 In the present case, the trial court found that because of the close relationship between Father and the child and the close relationship between Mother and the child, and because of the “severe problems” of both parents, that the child needed the input of both parents to the degree provided by the current custody-visitation arrangement and that any change in that arrangement would be detrimental to the child. Although there is evidence to the contrary in the record, there is some competent evidence to support this finding and this Court is bound thereby. Crosby, 272 N.C. at 238, 158 S.E.2d at 80. Accordingly, Father has met his burden of showing that the proposed relocation of Mother and child to California would likely adversely affect the welfare of the child, and thus the “best interest” question was properly before the trial court.

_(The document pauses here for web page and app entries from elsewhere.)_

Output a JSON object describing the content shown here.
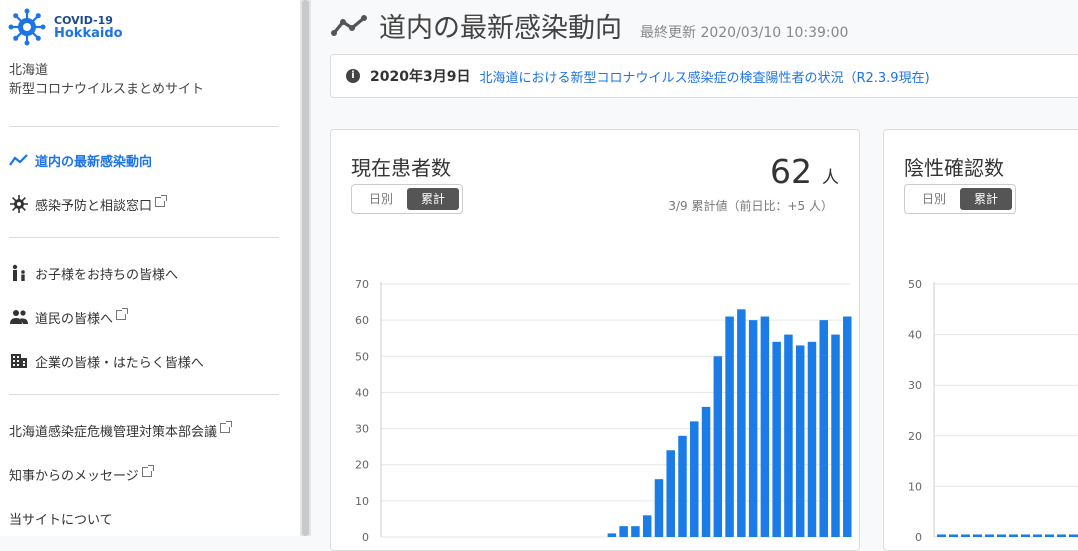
{
  "logo": {
    "line1": "COVID-19",
    "line2": "Hokkaido"
  },
  "site": {
    "line1": "北海道",
    "line2": "新型コロナウイルスまとめサイト"
  },
  "nav": [
    {
      "label": "道内の最新感染動向",
      "icon": "trend-icon"
    },
    {
      "label": "感染予防と相談窓口",
      "icon": "virus-icon"
    },
    {
      "label": "お子様をお持ちの皆様へ",
      "icon": "parent-child-icon"
    },
    {
      "label": "道民の皆様へ",
      "icon": "people-icon"
    },
    {
      "label": "企業の皆様・はたらく皆様へ",
      "icon": "building-icon"
    },
    {
      "label": "北海道感染症危機管理対策本部会議"
    },
    {
      "label": "知事からのメッセージ"
    },
    {
      "label": "当サイトについて"
    }
  ],
  "header": {
    "title": "道内の最新感染動向",
    "updated": "最終更新 2020/03/10 10:39:00"
  },
  "notice": {
    "date": "2020年3月9日",
    "link": "北海道における新型コロナウイルス感染症の検査陽性者の状況（R2.3.9現在)"
  },
  "cards": {
    "patients": {
      "title": "現在患者数",
      "toggle_daily": "日別",
      "toggle_cumulative": "累計",
      "value": "62",
      "unit": "人",
      "note": "3/9 累計値（前日比：+5 人）"
    },
    "negative": {
      "title": "陰性確認数",
      "toggle_daily": "日別",
      "toggle_cumulative": "累計"
    }
  },
  "colors": {
    "accent": "#1d74e8",
    "bar": "#1b7ce8"
  },
  "chart_data": [
    {
      "type": "bar",
      "ylim": [
        0,
        70
      ],
      "yticks": [
        0,
        10,
        20,
        30,
        40,
        50,
        60,
        70
      ],
      "values": [
        0,
        0,
        0,
        0,
        0,
        0,
        0,
        0,
        0,
        0,
        0,
        0,
        0,
        0,
        0,
        0,
        0,
        0,
        0,
        1,
        3,
        3,
        6,
        16,
        24,
        28,
        32,
        36,
        50,
        61,
        63,
        60,
        61,
        54,
        56,
        53,
        54,
        60,
        56,
        61
      ]
    },
    {
      "type": "bar",
      "ylim": [
        0,
        50
      ],
      "yticks": [
        0,
        10,
        20,
        30,
        40,
        50
      ],
      "values": [
        0.5,
        0.5,
        0.5,
        0.5,
        0.5,
        0.5,
        0.5,
        0.5,
        0.5,
        0.5,
        0.5,
        0.5,
        0.5
      ]
    }
  ]
}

We note that althoughvit is not so as a matter of law, it will be a rare case where the child will not be adversely affected when a relocation of the custodial parent and child requires substantial alteration of a successful custody-visitation arrangement in which both parents have substantial contact with the child.

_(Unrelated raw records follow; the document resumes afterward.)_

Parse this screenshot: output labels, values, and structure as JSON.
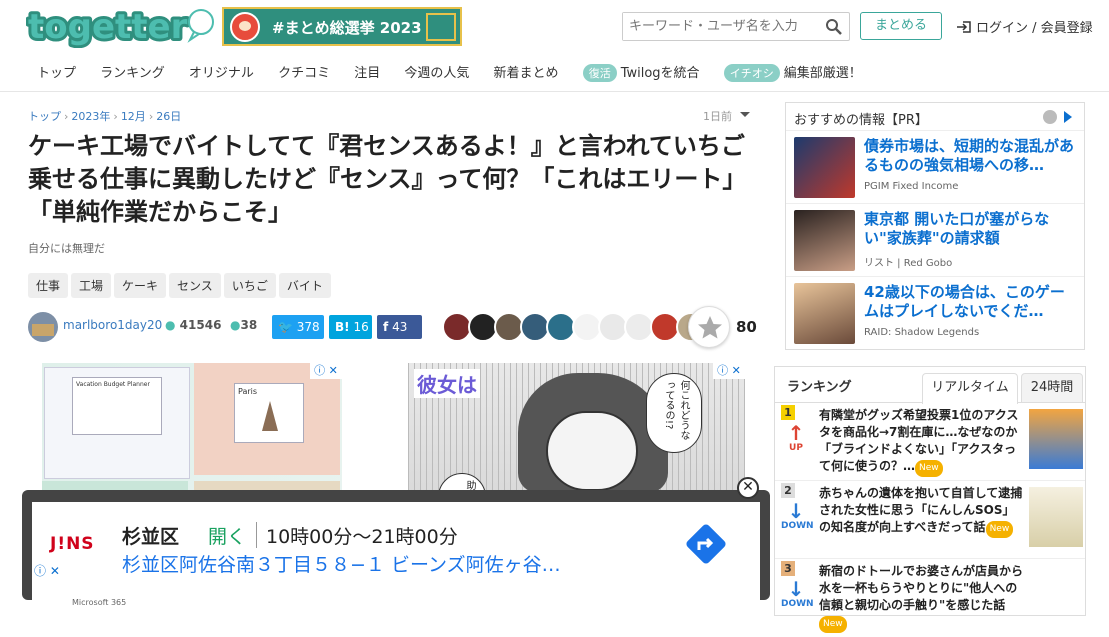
{
  "header": {
    "logo_text": "togetter",
    "banner_text": "#まとめ総選挙 2023",
    "search_placeholder": "キーワード・ユーザ名を入力",
    "matome_button": "まとめる",
    "login": "ログイン / 会員登録",
    "nav": [
      {
        "label": "トップ"
      },
      {
        "label": "ランキング"
      },
      {
        "label": "オリジナル"
      },
      {
        "label": "クチコミ"
      },
      {
        "label": "注目"
      },
      {
        "label": "今週の人気"
      },
      {
        "label": "新着まとめ"
      }
    ],
    "nav_pill_1": "復活",
    "nav_pill_1_label": "Twilogを統合",
    "nav_pill_2": "イチオシ",
    "nav_pill_2_label": "編集部厳選！"
  },
  "article": {
    "breadcrumb": [
      "トップ",
      "2023年",
      "12月",
      "26日"
    ],
    "posted_ago": "1日前",
    "title": "ケーキ工場でバイトしてて『君センスあるよ！』と言われていちご乗せる仕事に異動したけど『センス』って何？「これはエリート」「単純作業だからこそ」",
    "subtitle": "自分には無理だ",
    "tags": [
      "仕事",
      "工場",
      "ケーキ",
      "センス",
      "いちご",
      "バイト"
    ],
    "author": "marlboro1day20",
    "views": "41546",
    "comments": "38",
    "twitter_count": "378",
    "hatena_label": "B!",
    "hatena_count": "16",
    "facebook_label": "f",
    "facebook_count": "43",
    "favorite_count": "80"
  },
  "ads": {
    "ad1_title": "Vacation Budget Planner",
    "ad1_city": "Paris",
    "ad2_title": "彼女は",
    "ad2_bubble1": "何これどうなってるの!?",
    "ad2_bubble2": "助けお母父",
    "adchoice": "ⓘ ✕"
  },
  "sidebar": {
    "rec_header": "おすすめの情報【PR】",
    "rec_items": [
      {
        "title": "債券市場は、短期的な混乱があるものの強気相場への移…",
        "source": "PGIM Fixed Income",
        "color": "#1c3a6e"
      },
      {
        "title": "東京都 開いた口が塞がらない\"家族葬\"の請求額",
        "source": "リスト | Red Gobo",
        "color": "#4a3a33"
      },
      {
        "title": "42歳以下の場合は、このゲームはプレイしないでくだ…",
        "source": "RAID: Shadow Legends",
        "color": "#c99a6a"
      }
    ],
    "ranking_title": "ランキング",
    "tab_realtime": "リアルタイム",
    "tab_24h": "24時間",
    "ranking": [
      {
        "rank": "1",
        "dir": "UP",
        "arrow": "↑",
        "text": "有隣堂がグッズ希望投票1位のアクスタを商品化→7割在庫に…なぜなのか「ブラインドよくない」「アクスタって何に使うの？…",
        "badge": "New",
        "color": "#d43"
      },
      {
        "rank": "2",
        "dir": "DOWN",
        "arrow": "↓",
        "text": "赤ちゃんの遺体を抱いて自首して逮捕された女性に思う「にんしんSOS」の知名度が向上すべきだって話",
        "badge": "New",
        "color": "#2a7ad4"
      },
      {
        "rank": "3",
        "dir": "DOWN",
        "arrow": "↓",
        "text": "新宿のドトールでお婆さんが店員から水を一杯もらうやりとりに\"他人への信頼と親切心の手触り\"を感じた話",
        "badge": "New",
        "color": "#2a7ad4"
      }
    ]
  },
  "popup": {
    "brand": "J!NS",
    "store": "杉並区",
    "status": "開く",
    "hours": "10時00分〜21時00分",
    "address": "杉並区阿佐谷南３丁目５８−１ ビーンズ阿佐ヶ谷…",
    "adchoice": "ⓘ ✕",
    "bottom_text": "Microsoft 365",
    "close": "✕"
  }
}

 The trial court concluded that the proposed move of Mother and child to California was not in the best interest of the child. In making the best interest decision, the trial court is vested with broad discretion and can be reversed only upon a showing of abuse of discretion. In re Custody of Peal, 305 N.C. 640, 645-46, 290 S.E.2d 664, 667 (1982). In exercising its discretion in determining *80the best interest of the child in a relocation case, factors appropriately considered by the trial court include but are not limited to: the advantages of the relocation in terms of its capacity to improve the life of the child; the motives of the custodial parent in seeking the move; the likelihood that the custodial parent will comply with visitation orders when he or she is no longer subject to the jurisdiction of the courts of North Carolina; the integrity of the noncustodial parent in resisting the relocation; and the likelihood that a realistic visitation schedule can be arranged which will preserve and foster the parental relationship with the noncustodial parent. See generally, D’Onofrio v. D’Onofrio, 365 A.2d 27, 30 (N.J. Super. 1976). Although most relocations will present both advantages and disadvantages for the child, when the disadvantages are outweighed by the advantages, as determined and weighed by the trial court, the trial court is well within its discretion to permit the relocation.
The trial court has the unique opportunity to see and hear the parties, the witnesses, and the child. Although reasonable persons presented with the very difficult issue before the trial court could disagree, we are unable to say that the trial court abused its discretion.
Judges PARKER and COZORT concur.